Cardinal Newman’s teachings on conscience greatly influenced Hans and Sophie Scholl – guillotined by the Third Reich for treason in 1943 – aged 25 and 21 respectively. Their only crime was pacifism in the midst of Hitler’s world war.
For a link to the full story read ‘The White Rose of Conscience’ in the Irish Catholic of October 10th, 2019 – in which Greg Daly draws copiously on the work of Paul Shrimpton, author of Conscience Before Conformity: Hans and Sophie Scholl and the White Rose Resistance in Nazi Germany.
Sophie Scholl and the ‘White Rose’ movement she belonged to became celebrated in post-World-War-II Germany, as it tried to come to terms with the horrors of the Nazi regime. She is buried in Munich, and is commemorated in the naming of many German schools.
Her last words before her execution were recorded by her cellmate, Else Gebel:
“It is such a splendid sunny day, and I have to go. But how many have to die on the battlefield in these days, how many young, promising lives. What does my death matter if by our acts thousands are warned and alerted.
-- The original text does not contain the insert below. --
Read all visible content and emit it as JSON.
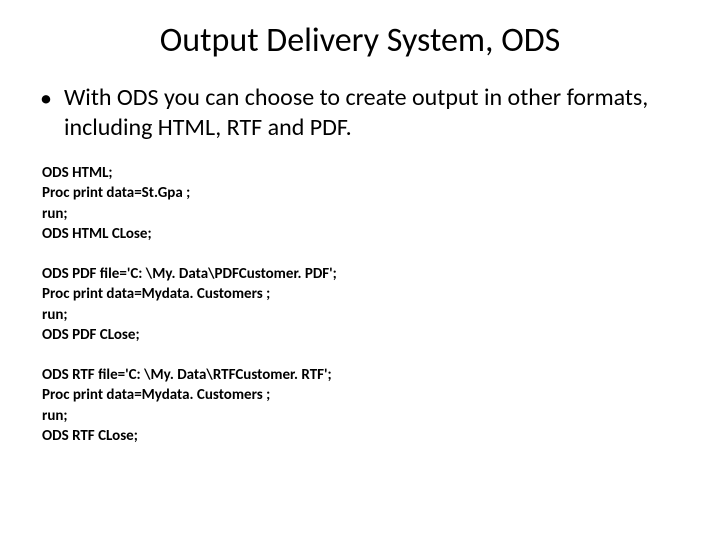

Among the student body there will certainly be a revolt.“
For the Wikipedia account of the life of Cardinal Newman (1801-1890), celebrated convert from Anglicanism, and huge influence on the National University of Ireland, click here.